And so the stage was set...and the expedition approached the dome at the end of their travel day (on Chilean time) on 11 we stood outside the station on our morning of 12 December:

what's that?
Here they come...
what's everybody looking at?
...and here are the waiting Polies!
let's go sledding
Getting closer...
Steger's expedition approaches the Pole
...almost at the Pole!
this place is going to the dogs
The confusing arrival scene.
greetings from Minnesota!
Station manager (and Minnesotan) Tom Fay greets one of the dogs.
what's this dome doing here?
Another view of the station, onlookers and visitors, this was taken near the geographic Pole.
where's the seal blubber?
A closeup of one of the sleds. The expedition used 3 sleds with 12 dogs each.
six plus two

After the initial confusion and flurry of arrival, the team gathered at the geographic Pole for official and unofficial photographs, including the one at the top of this page...and this photo of mine. This photo features the six members of the traverse team (in the same order as in the main photo...and also the two Saudi scientists from the University of Jeddah--Dr. Brahim Abdulhamid Alam and Dr. Mustafa Omar Moammar (the two men in bright orange suits/parkas and without separately colored knee pads), who had been flown in from Patriot Hills for the occasion. These men were part of the expedition in that they were conducting oceanographic research aboard the expedition vessel UAP as it traveled around Antarctica on its way to Mirnyy. Their presence with the expedition had been arranged by Jean-Louis Entienne while the UAP was being constructed in France...and these two men were the first Saudis to set foot at Pole.

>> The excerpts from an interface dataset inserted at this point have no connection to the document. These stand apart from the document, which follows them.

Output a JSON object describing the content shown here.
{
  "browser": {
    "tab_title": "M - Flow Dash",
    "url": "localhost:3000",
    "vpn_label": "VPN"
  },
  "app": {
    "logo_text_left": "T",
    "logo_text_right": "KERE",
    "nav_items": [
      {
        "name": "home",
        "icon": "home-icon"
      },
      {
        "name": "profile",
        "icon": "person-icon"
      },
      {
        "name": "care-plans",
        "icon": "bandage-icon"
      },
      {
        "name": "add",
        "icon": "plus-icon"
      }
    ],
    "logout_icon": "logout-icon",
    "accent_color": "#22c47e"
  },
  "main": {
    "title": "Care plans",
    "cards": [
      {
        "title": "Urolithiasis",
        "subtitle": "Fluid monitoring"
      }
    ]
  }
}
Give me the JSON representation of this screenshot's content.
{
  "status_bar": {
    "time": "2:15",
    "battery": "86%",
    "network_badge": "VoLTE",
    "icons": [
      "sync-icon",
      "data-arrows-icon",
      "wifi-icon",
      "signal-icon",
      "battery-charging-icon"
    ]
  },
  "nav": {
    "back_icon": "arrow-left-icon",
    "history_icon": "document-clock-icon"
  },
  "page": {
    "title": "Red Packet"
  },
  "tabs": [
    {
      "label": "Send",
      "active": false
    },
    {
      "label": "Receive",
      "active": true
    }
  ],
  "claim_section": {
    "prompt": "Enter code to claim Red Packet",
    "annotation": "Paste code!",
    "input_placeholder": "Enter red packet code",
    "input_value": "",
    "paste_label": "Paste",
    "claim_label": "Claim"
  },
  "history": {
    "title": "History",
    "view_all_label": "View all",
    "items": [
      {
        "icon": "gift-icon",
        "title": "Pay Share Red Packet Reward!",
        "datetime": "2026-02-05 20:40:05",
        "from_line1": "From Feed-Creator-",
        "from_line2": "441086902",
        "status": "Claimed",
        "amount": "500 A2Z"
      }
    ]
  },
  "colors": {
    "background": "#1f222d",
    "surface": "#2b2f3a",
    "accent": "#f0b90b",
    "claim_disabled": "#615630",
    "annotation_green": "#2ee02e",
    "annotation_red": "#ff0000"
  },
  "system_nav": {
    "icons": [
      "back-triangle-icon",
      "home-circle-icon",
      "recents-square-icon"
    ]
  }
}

After the photograph sessions, the team was given a brief tour of the station and a stop for coffee (but no food) in the galley. They then gave a presentation and Q&A session in the gym to most of the station population. During all of this, the activities and conversations were closely monitored by NSF representative Carol Roberts, who of course had a rather difficult role in maintaining the official NSF policies about visitation while remaining friendly and responsive to the visitors and station population. Carol would leave Pole not long after the group presentation.

The team camped with the ANI pilots and the film team on the far side of the skiway...they stayed 3 days, and before departing on 16 December stopped at the ceremonial Pole for another photo session. They pushed on through the "inaccessible" sector of Antarctica, reaching Vostok on 18 January. Here (unlike at Pole) they were given an unrestrained welcome, complete with much feasting, drinking, live rock music, and use of the station sauna. As at Pole, they stayed at Vostok for three days before pushing on. In their final 800-mile portion of the journey to the coast, the weather got colder and rougher, and the 24-hour daylight came to an end. But now they had the tractor train trail to follow, so navigation was much simplified. During this final stage of the journey they passed through two smaller Russian stations and met up more than once with tractor train crews. Finally...on 3 March 1990 they reached Mirnyy, the coastal Russian station, from which they departed for Australia in the Russian research vessel Professor Zubov.

For a time I thought that this venture was the last time that sled dogs were used on a trip to Pole, but it turns out that happened in 1990-91, when Norwegians Simen and Sjur Mørdre traveled to Pole from Berkner Island.

The photo at the top of this page was taken by friend Pat Smith; I scanned it from the framed original at Pole. All of the other photos are mine. The map is the frontispiece from the expedition book Crossing Antarctica by Will Steger and Jon Bowermaster... note that this book was reprinted in 2010, but this is all that is left about the expedition on Will Steger's web sites. But...I highly recommend you check out this blog post by Cathy de Moll which links to many more photos...not to mention her 2015 book Think South which describes the venture from her back-office view as executive director.